Those expecting the obsessive rage and severe crunch of Ministry circa: 1988-1996 (and beyond for that matter) will be extremely shocked (and instantly irate) upon first listen, and will demand a throw down claiming this new wave, funk noise is not Ministry at all. Well, my fellow tender meatheads, you’d lose that battle. Like a spitting, swinging light in the damp and musty basement of industrial music history, signs of classic Ministry illuminate in stabby bursts throughout these four, groove-happy tracks. They may be suffocated by early 80s synth-pop, but believe me… they’re there.
A must for the diehard Ministry fan, or the casual fan of the progressive lineage of industrial music as a whole, Cold Life, upon further spins, is not near as bad as it first seems, and after the cloud of fury subsides, it’s actually an extremely enjoyable listen.
Tonight, my SO and I are hosting a quaint little dinner/game get-together with a few close friends (we’re trying to play matchmakers between two amazing couples who’ve never met). My girl is making quinoa bowls, if anyone is interested. So, in that uplifting spirit, Dead Man’s Party seemed deliciously appropriate.

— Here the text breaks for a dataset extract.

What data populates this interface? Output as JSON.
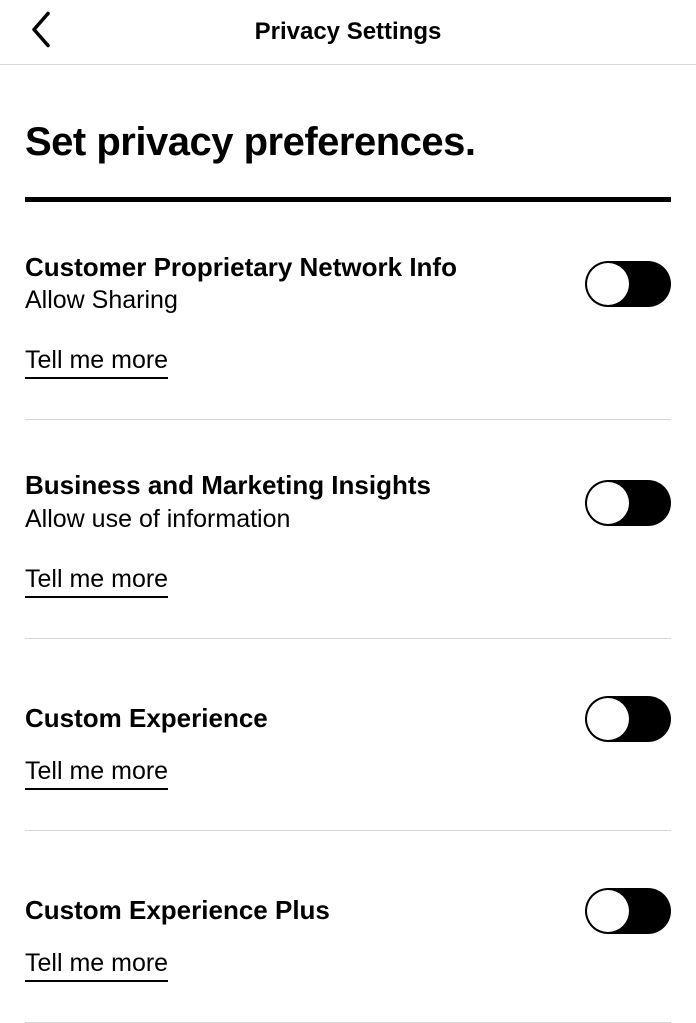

Oingo Boingo, AKA that 80s band that Danny Elfman was in, is still one of those outfits that I’ve never “really” known. One could say, with a degree of certainty (a bachelor’s in certainty) that I am a casual Oingo Boingo listener. I certainly enjoy what I’ve heard, but (as of yet) not enough to call myself an Oingo Boingo aficionado.
On a side note, if you’ve never played the game Cards Against Humanity, I adamantly suggest it. Happy Sunday!
The sample of, “al-Gadaffi” from a proud-sounding public speaker starts off Funkahdafi, and continues to appear (mimicking the technique of a sample scratch from a DJ) throughout the funk-infused, foot-tapping, synth-happy, unforgettable example of ear-joy that mark Front 242 as the undisputed staple of EBM (Electric Body Music). It is my humble opinion that they have yet to, and never will, become eclipsed from atop their genre-defining throne.
I’ve been listening to a lot of Front 242 lately, if you haven’t noticed.
The highlight to this EP is an ambiguous remix to Commando, ambiguous because the sleeve doesn’t indicate who remixed it and is simply titled, Commando (Remix), or Kommando (Remix) on the back sleeve. This 9+ minute track rides a hard, minimalist groove under waves of distant, and distorted fits of vocal aggression: a perfect combination of belligerent solidarity.
Although 1985’s Politics of Pressure by Front 242 is only three tracks, it comes highly recommended, as does EVERYTHING from Belgium’s finest, the illustrious Front 242.